Local interests in a global world
Recently, we ran a series of tests on sample tribes in all the languages supported by the eCairn Expressions Explorer (English, French, German, Portuguese and Spanish) to make the results it returns even better. When it came to the tests for Portuguese, we drew on similar tribes from Brazil and from Portugal to make sure our changes would benefit both flavors of the Portuguese language.
We looked at such tribes as Automóveis, Beleza, Comunicação e Marketing, etc., where we expected to find differences in the language, but not too much on the content, considering that the topic broached in each pair of tribes was essentially the same. However, the differences we found in the most popular expressions used in the Travel (Viagem) communities from the two countries caught our attention.
Nowhere else more than in Travel communities did we expect to find mentions of places from all over the world. As it turns out, Portuguese travel bloggers mostly talk about Portuguese cities and regions, while Brazilian travel bloggers focus on Brazil and the Americas.

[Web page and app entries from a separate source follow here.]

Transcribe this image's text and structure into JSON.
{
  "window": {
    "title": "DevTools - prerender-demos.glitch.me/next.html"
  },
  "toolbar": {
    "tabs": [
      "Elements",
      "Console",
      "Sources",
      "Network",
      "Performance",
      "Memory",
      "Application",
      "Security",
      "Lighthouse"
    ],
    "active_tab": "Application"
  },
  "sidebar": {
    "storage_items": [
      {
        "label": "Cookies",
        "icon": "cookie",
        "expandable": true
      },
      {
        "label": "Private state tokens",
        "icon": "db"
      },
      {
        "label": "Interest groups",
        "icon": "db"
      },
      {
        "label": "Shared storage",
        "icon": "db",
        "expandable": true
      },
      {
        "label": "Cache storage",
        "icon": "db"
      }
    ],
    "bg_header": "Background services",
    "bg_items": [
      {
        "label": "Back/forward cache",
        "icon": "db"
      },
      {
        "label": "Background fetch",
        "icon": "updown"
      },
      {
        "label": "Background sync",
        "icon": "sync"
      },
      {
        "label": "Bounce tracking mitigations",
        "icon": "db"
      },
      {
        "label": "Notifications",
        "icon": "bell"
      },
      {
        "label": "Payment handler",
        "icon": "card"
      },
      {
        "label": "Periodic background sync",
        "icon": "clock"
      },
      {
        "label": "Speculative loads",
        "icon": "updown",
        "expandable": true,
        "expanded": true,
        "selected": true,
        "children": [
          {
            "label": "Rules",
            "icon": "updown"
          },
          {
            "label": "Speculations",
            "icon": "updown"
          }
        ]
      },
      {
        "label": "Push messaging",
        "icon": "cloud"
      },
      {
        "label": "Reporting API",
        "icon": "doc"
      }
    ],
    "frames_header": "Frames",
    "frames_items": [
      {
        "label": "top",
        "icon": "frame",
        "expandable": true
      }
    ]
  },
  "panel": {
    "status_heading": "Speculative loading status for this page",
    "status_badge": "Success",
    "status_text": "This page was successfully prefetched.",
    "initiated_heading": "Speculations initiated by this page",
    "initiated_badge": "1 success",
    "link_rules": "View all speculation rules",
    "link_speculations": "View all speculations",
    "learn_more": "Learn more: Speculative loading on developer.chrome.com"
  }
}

In the top 50 expressions used by the Brazilian influencers in our Travel community (not all expressions are represented in the cloud), mentions of geographical places include:
- the Brazilian cities of Rio de Janeiro, Belo Horizonte and Foz do Iguaçu,
- the names of the Argentinian and French capitals (Buenos Aires and Paris — the only location outside the Americas),
- the South American continent (América do Sul),
- the countries of Brazil (Brasil) and the USA (Estados Unidos),
- and the world (mundo).
Mentions of geographical places by the Portuguese influencers, on the other hand, include:
- the Portuguese cities Porto and Vila Real,
- the Portuguese province of Trás-os-Montes e Alto Douro,
- the Way of St James, which ends in neighboring Spain’s Santiago de Compostela (Caminho de Santiago),
- the name of the country and the corresponding adjective (Portugal, portuguesa),
- and the terms mundo (world) and património mundial (world heritage).
If we add the currencies in which each tribe expresses prices (r$, euros) to the various destinations mentioned, we end up with two pretty contrasted pictures of the talk by the lusophone travel bloggers from each side of the Atlantic.
With the worldwide availability of flights and telecommunications, we may well live in a global world, but it looks like local markets are indeed very much alive.